[help] Social Media for Social Change
Social media for social change.
Yes, you heard it right, social media. That includes sites like Twitter, Facebook, YouTube and Vimeo. While some might view these sites as a way to procrastinate through the work day, more and more local and national charitable organizations are using them to share information about their missions with the public.
Non-profit organizations are turning to social media sites to get people involved in fundraising efforts, to share information, to find volunteers and to connect with others all around the world. Really, this connection seems logical due to the availability of this media and because of its appealing price tag.
In Wichita, Heartspring, a center for children with special needs, is one organization that uses social media to further its mission, promote events and connect with people who need its services.

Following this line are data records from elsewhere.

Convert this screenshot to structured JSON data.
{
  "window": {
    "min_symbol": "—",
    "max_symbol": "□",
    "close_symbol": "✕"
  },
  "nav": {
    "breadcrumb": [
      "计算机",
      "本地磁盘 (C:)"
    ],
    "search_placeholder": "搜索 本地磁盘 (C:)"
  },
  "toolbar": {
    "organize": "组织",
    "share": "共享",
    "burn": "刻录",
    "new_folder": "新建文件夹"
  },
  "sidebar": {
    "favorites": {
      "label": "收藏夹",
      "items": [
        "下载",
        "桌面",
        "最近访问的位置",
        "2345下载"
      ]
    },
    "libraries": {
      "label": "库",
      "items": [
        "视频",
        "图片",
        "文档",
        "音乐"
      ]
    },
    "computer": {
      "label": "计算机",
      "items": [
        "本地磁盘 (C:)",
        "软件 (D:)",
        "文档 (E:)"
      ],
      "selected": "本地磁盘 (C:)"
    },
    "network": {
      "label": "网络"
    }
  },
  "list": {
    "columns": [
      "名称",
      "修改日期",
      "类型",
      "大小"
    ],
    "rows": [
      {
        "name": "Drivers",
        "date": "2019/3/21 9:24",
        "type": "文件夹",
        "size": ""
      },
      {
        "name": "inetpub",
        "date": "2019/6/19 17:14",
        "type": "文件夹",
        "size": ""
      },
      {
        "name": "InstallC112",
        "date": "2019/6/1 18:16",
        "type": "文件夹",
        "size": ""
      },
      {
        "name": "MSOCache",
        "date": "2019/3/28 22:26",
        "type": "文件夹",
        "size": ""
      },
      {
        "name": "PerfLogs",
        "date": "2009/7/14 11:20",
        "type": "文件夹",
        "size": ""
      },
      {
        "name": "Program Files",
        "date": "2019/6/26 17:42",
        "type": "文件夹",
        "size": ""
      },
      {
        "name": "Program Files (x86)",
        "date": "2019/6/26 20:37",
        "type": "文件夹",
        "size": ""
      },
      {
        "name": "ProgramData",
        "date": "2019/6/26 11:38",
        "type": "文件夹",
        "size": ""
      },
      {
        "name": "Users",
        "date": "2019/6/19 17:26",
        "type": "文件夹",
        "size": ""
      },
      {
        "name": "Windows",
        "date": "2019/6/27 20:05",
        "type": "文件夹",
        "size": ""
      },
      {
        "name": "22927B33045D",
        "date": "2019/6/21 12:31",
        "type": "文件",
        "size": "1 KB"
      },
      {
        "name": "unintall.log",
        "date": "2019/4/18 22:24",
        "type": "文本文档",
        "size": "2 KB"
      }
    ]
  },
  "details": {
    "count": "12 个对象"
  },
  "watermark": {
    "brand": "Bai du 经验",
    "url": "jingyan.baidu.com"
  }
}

“Heartspring is able to help children with special needs across the nation and all around the world,” explained Katie Grover, Director of Marketing for Heartspring. “Parents of children with special needs often struggle to find resources and once they are found, lack of funding or financial resources prohibit them from utilizing those resources. Because social media is typically free, [these] parents… who often hit dead ends… find a place where they can share their story and ask questions while others can respond with suggestions, tips, how-tos and support.”
Edurelief is another national charitable organization that uses social media. Edurelief “is a development organization focused on breaking the cycle of poverty, improving quality of life and encouraging hope in the future of people’s lives around the world through sustainable education, training, and advocacy on their behalf.”
“Many people argue that social media marketing is a waste of time for nonprofits because the monetary return is small compared to other methods of fundraising,” said Jonathan Renich, founder of Edurelief. “While this is generally true, there are many examples of organizations utilizing social media in effective fundraising campaigns. I believe if organizations can learn to look past the question of donations and into the realm of building relationships with people they will begin to see that social media is, and will continue to be a very important part of any organizations promotions.”
Renich said some of the organization’s best volunteers have come from social media contacts and that the work of those individuals has taken Edurelief to a higher level.
“I believe, while social media maybe doesn’t provide organizations with the traditional results they may be seeking, it brings an entirely new, and very important, aspect to their work: community,” Renich said.
One of the more powerful ways Renich said he has seen social media work for Edurelief is in the story of a girl from France named Capucine.
“[Capucine] has a vivid imagination and…is an incredible storyteller,” Renich said. “Her mother started recording her stories which became quite an internet phenomenon. After learning about our organization, Capucine and her mother made a video asking for people to buy t-shirts and buttons they had made to help support school children in Mongolia.”
The response to Capucine on Vimeo, Facebook, and Twitter was huge, according to Renich, and has already raised over $3,000 for Edurelief programs. More information about Capucine can be found here.
Many other powerful examples of how social media has helped provoke social change exist. Michelle Riggen-Ransom, Blogger-in-Chief at PopTech started this blog after being inspired at a South by Southwest panel discussion in 2008. Her goal was to chronicle some of the notable examples of the use of social media.
“‘12for12K’ is a year-long effort to raise $12,000 per months for 12 different organizations, using a variety of different social media channels,” Riggen-Ransom said. “And my friend T.J. just wrote about how he took part Epic Change’s ‘Tweetsgiving,’ which enabled a small village in Tanzania to build a classroom with Twitter-donated funds.”
Although she no longer updates the social change blog, Riggen-Ransom said the experience was eye-opening.
“I’ve learned how many folks are out there in the world trying to make a difference,” Riggen-Ransom said. “I’ve also learned that as big as the world is, technology has made it very easy to connect with people from many different countries, backgrounds, and viewpoints. For that I am very grateful.”
Based on the success it has seen so far, Edurelief is launching a new social media based campaign called the Avatar Project which, according to Renich, will give people a chance to be “a small piece in a much larger puzzle working to bring change in Mongolia.” Edurelief will approach users for this project through Twitter, Facebook and other platforms.
Grover has seen many benefits from the use of social media as well.
“I’ve been surprised and pleased with the amount of ‘re-tweeting’ that I’ve seen after posting information about a special event or conference we are hosting by people who live well outside Wichita or Kansas,” Grover said. “There are so many people who are passionate about helping children with autism and other special needs, and social media sources are a fantastic way to share resources, successes and challenges.”
Lights on the Lake and The Autism CARE Walk are two events that Grover has promoted through social media. She also uses it to share information about the organizations Conference Series, the monthly E-newsletter and other activities in the world of special education and special needs children.
“Having mediums that can convey real time information has…allowed us to get our message to individuals that might not have been accessible, as easily, through traditional means (i.e. TV, print, radio),” Grover said. “Most importantly, putting ourselves out on social media outlets costs Heartspring nothing. And as a non-profit seeking to invest every dollar we have back into the care and education of the children we support, that is a priceless gift.”